Air pollution: Delhi to ban manufacturing industry in new industrial areas, says Arvind Kejriwal
The chief minister said that only the service and hi-tech industries would be permitted in an effort to make industrial areas ‘neat, clean and green’.
Delhi Chief Minister Arvind Kejriwal on Monday announced that no manufacturing industry would be allowed in the Capital in new industrial areas as part of the plan to control air pollution in the National Capital Region. Only service industry and the hi-tech industry would be permitted to open, he said.
In a virtual press conference, the chief minister said that the manufacturing houses in older industrial areas would be given a chance to shift to the service or the hi-tech industry. A government official, however, clarified that no action will be taken against the existing manufacturing units and that they would be encouraged to make the shift, according to PTI.

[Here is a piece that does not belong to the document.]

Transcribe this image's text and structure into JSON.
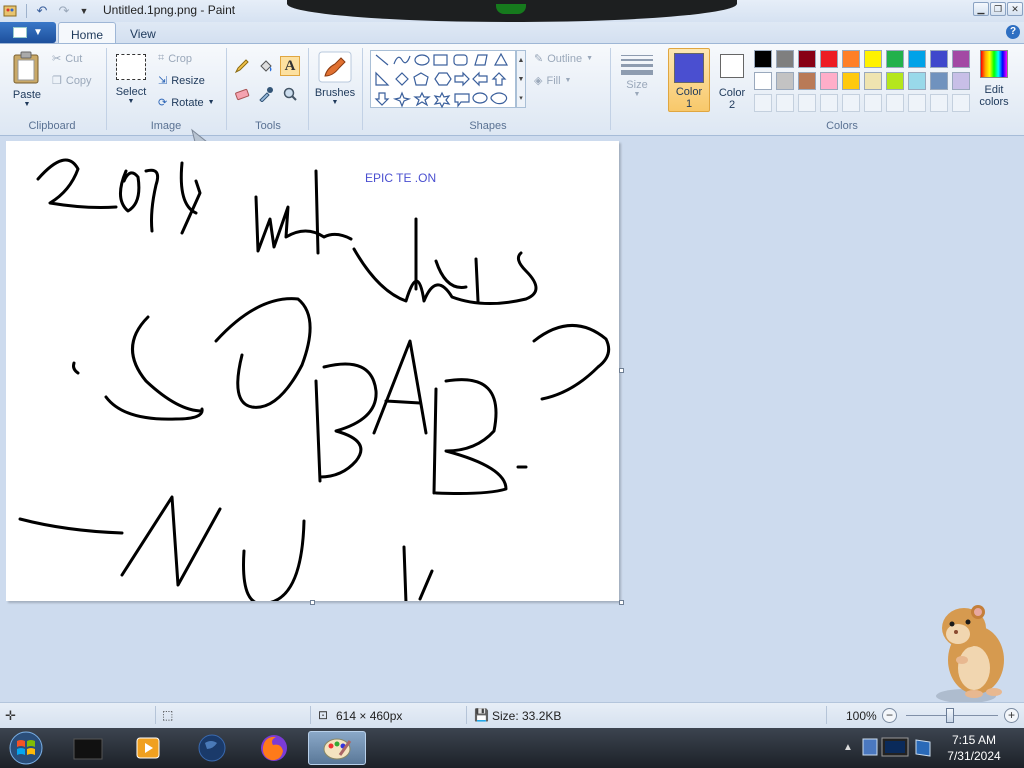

Kejriwal said that the media, lawyers, information technology companies, internet service providers, call centres and advertising agencies could open offices as part of the service sector and hi-tech industry. He said the Centre approved the Delhi government’s proposal by changing the definition of industry in the Delhi Master Plan 2021 and issued a notification to implement it.
“I thank [Union minister] Hardeep Singh Puri ji for approving our proposal to amend master plan to change [the] definition of industrial activity,” the chief minister said in another tweet. “Earlier, manufacturing was permitted, which led to pollution and filth... Industrial areas will become neat, clean and green.”
Kejriwal said that Delhi’s economy was primarily based on the service industry. “The service and hi-tech industry were, so far, covered under office category in the Master Plan and could open only in commercial areas,” he said. “So, due to very high rates in commercial areas, these were not opening in Delhi and were going to Gurgaon, Noida and Faridabad instead.”
He added that such establishments now do not need to go to other cities as they would get more space at cheaper rates in the commercial areas of the city.